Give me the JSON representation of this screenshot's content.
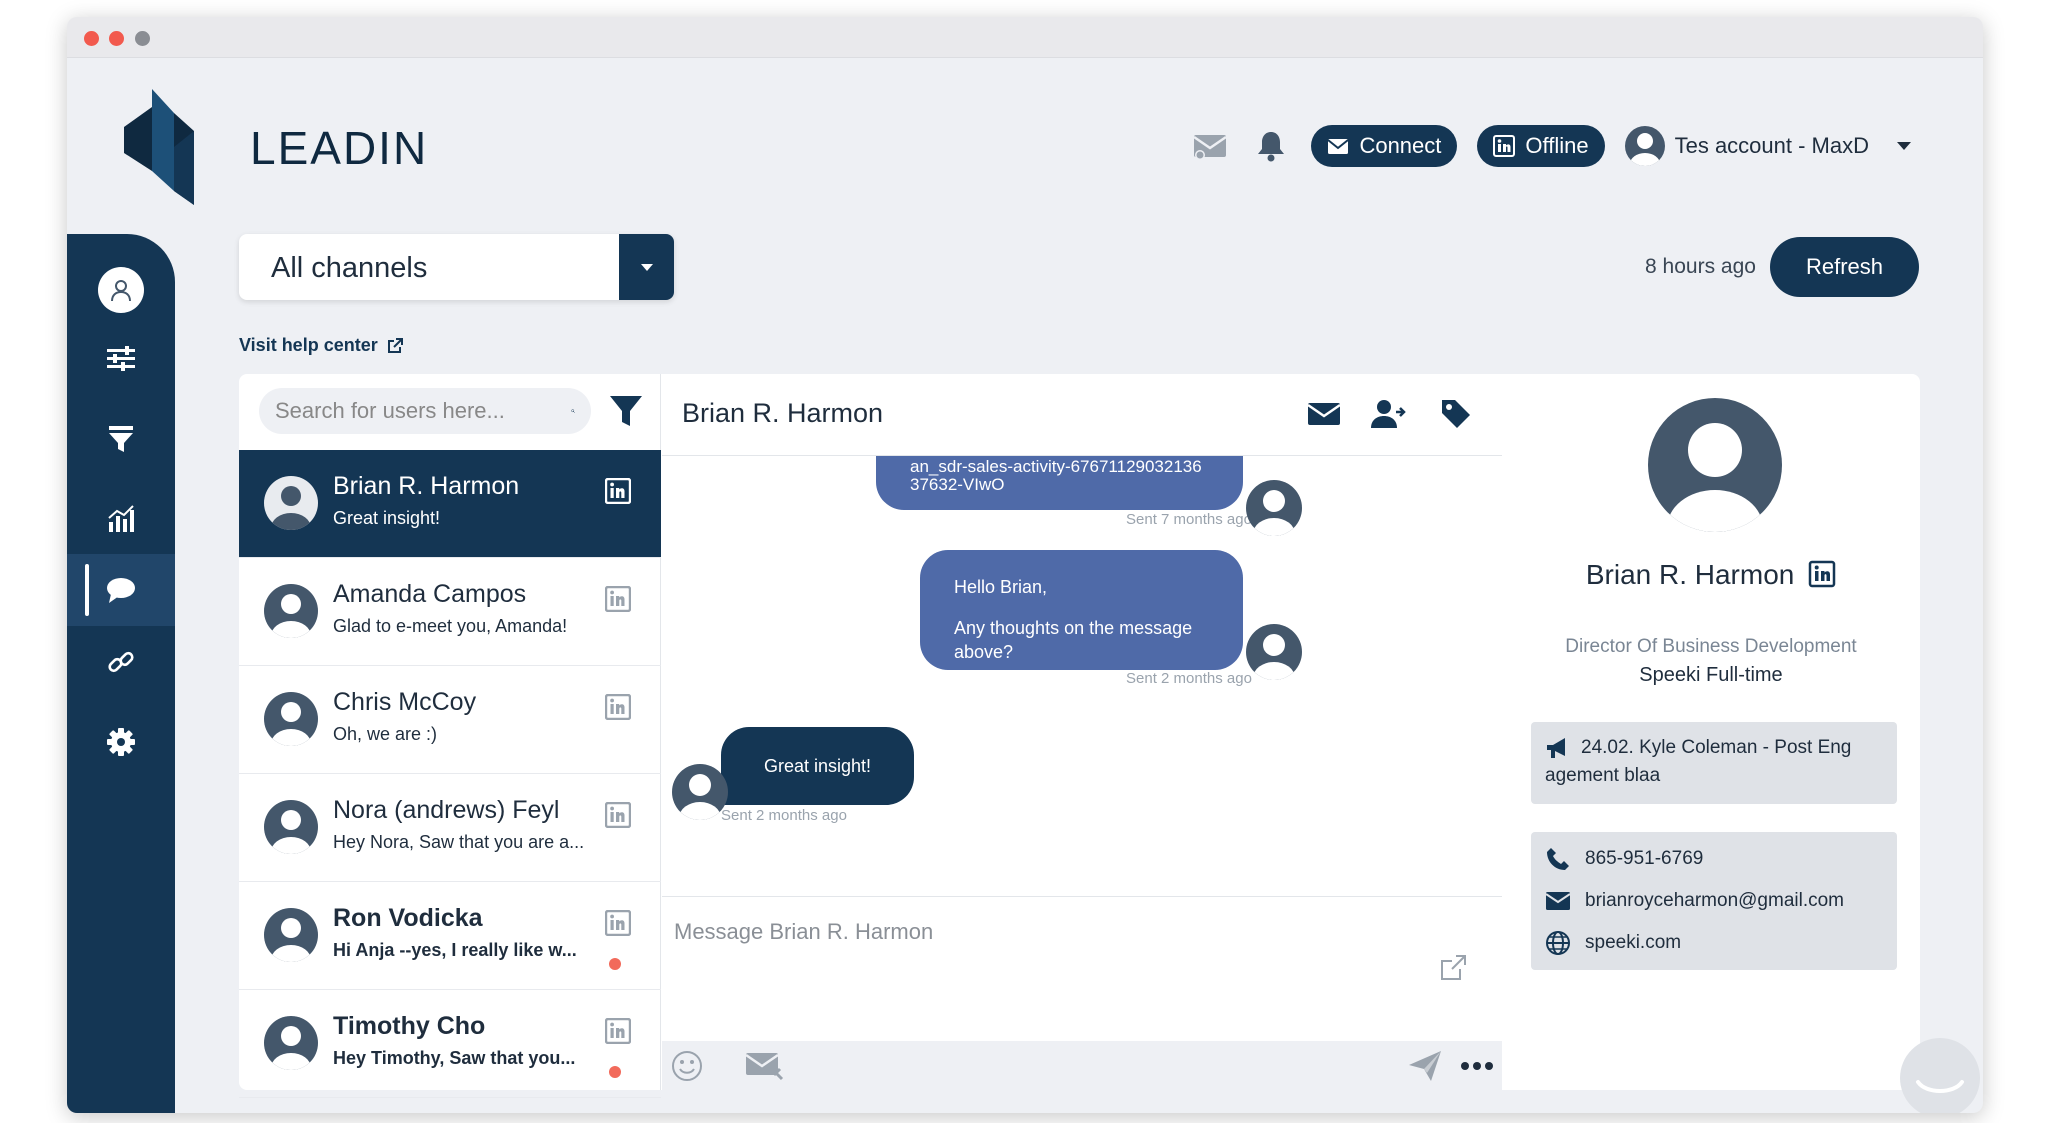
{
  "brand": {
    "name": "LEADIN"
  },
  "header": {
    "connect_label": "Connect",
    "offline_label": "Offline",
    "account_label": "Tes account - MaxD"
  },
  "toolbar": {
    "channel_selected": "All channels",
    "help_label": "Visit help center",
    "last_sync": "8 hours ago",
    "refresh_label": "Refresh"
  },
  "sidebar": {
    "items": [
      {
        "icon": "user-avatar-icon"
      },
      {
        "icon": "sliders-icon"
      },
      {
        "icon": "funnel-icon"
      },
      {
        "icon": "bar-chart-icon"
      },
      {
        "icon": "chat-bubble-icon",
        "active": true
      },
      {
        "icon": "link-icon"
      },
      {
        "icon": "gear-icon"
      }
    ]
  },
  "search": {
    "placeholder": "Search for users here..."
  },
  "conversations": [
    {
      "name": "Brian R. Harmon",
      "preview": "Great insight!",
      "active": true,
      "unread": false
    },
    {
      "name": "Amanda Campos",
      "preview": "Glad to e-meet you, Amanda!",
      "active": false,
      "unread": false
    },
    {
      "name": "Chris McCoy",
      "preview": "Oh, we are :)",
      "active": false,
      "unread": false
    },
    {
      "name": "Nora (andrews) Feyl",
      "preview": "Hey Nora, Saw that you are a...",
      "active": false,
      "unread": false
    },
    {
      "name": "Ron Vodicka",
      "preview": "Hi Anja --yes, I really like w...",
      "active": false,
      "unread": true
    },
    {
      "name": "Timothy Cho",
      "preview": "Hey Timothy, Saw that you...",
      "active": false,
      "unread": true
    }
  ],
  "chat": {
    "contact_name": "Brian R. Harmon",
    "messages": [
      {
        "text": "an_sdr-sales-activity-6767112903213637632-VIwO",
        "sent": "Sent 7 months ago",
        "outgoing": true
      },
      {
        "line1": "Hello Brian,",
        "line2": "Any thoughts on the message above?",
        "sent": "Sent 2 months ago",
        "outgoing": true
      },
      {
        "text": "Great insight!",
        "sent": "Sent 2 months ago",
        "outgoing": false
      }
    ],
    "composer_placeholder": "Message Brian R. Harmon"
  },
  "profile": {
    "name": "Brian R. Harmon",
    "title": "Director Of Business Development",
    "company": "Speeki Full-time",
    "campaign": "24.02. Kyle Coleman - Post Eng agement blaa",
    "phone": "865-951-6769",
    "email": "brianroyceharmon@gmail.com",
    "website": "speeki.com"
  },
  "colors": {
    "navy": "#143654",
    "bubble": "#4f6aa8",
    "unread_dot": "#f26a5b"
  }
}
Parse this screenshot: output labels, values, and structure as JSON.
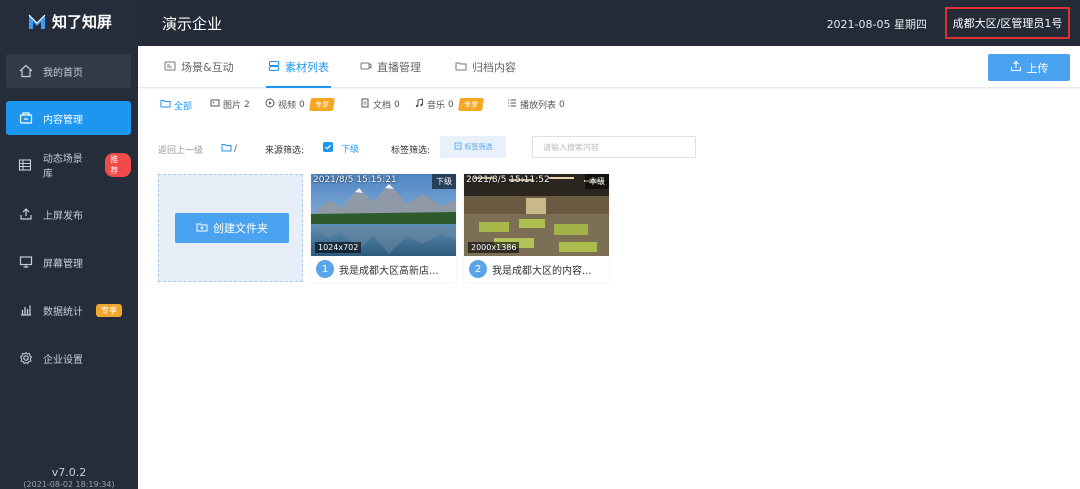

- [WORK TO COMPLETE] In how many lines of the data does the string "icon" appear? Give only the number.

- [EXERCISE ANSWER] 7